Data for the task
:::

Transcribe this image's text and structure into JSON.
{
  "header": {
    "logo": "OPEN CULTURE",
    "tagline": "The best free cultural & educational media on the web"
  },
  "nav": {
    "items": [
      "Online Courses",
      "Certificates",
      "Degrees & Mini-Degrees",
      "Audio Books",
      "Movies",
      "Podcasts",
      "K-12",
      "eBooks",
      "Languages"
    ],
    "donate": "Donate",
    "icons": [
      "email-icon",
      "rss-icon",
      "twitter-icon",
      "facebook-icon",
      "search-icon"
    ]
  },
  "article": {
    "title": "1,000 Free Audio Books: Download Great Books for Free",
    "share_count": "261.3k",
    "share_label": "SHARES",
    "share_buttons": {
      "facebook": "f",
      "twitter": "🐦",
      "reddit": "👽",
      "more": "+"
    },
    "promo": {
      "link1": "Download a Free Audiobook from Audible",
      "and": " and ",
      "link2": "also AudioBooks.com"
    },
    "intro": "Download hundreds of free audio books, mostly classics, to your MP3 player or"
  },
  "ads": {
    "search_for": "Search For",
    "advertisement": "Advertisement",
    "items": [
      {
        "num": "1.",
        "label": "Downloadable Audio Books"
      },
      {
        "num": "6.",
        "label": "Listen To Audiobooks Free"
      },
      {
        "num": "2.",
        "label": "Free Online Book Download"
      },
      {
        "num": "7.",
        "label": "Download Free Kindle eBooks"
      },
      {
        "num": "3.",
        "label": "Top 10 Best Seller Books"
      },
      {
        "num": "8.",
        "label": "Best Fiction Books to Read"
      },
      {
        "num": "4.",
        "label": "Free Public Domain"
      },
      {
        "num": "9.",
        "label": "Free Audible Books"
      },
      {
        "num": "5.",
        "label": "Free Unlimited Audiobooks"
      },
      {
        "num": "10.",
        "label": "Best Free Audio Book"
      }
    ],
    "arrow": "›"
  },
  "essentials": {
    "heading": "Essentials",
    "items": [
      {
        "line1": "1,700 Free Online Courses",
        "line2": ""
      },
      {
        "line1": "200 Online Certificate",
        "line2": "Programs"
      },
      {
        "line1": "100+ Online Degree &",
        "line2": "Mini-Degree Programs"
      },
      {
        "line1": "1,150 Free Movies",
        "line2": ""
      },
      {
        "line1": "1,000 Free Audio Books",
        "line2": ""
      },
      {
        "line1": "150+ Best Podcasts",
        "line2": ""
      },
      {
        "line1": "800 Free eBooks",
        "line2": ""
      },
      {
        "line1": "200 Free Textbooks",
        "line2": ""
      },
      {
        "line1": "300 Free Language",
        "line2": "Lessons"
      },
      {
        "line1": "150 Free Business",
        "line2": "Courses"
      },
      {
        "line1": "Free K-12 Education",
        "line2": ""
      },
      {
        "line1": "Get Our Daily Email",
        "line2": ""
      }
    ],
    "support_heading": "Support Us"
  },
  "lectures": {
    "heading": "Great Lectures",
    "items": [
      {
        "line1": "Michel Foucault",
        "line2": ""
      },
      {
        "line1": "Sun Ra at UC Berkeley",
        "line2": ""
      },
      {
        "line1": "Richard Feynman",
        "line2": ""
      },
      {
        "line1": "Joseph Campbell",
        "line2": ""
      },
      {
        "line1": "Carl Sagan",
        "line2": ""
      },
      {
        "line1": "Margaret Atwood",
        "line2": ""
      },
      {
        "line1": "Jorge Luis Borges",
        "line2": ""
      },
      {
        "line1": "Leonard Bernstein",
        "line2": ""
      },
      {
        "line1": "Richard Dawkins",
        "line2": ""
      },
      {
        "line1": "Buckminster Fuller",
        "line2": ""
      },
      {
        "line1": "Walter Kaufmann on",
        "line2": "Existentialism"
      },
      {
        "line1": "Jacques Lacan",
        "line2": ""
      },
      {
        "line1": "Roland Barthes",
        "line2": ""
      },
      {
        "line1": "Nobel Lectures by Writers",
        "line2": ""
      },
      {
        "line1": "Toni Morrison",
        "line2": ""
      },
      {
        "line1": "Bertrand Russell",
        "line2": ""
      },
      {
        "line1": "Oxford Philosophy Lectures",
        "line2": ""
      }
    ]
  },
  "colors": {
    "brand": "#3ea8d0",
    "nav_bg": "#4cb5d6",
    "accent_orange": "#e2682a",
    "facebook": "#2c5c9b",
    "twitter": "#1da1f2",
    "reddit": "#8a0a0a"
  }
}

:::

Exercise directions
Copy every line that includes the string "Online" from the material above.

The answer
      "Online Courses",
        "label": "Free Online Book Download"
        "line1": "1,700 Free Online Courses",
        "line1": "200 Online Certificate",
        "line1": "100+ Online Degree &",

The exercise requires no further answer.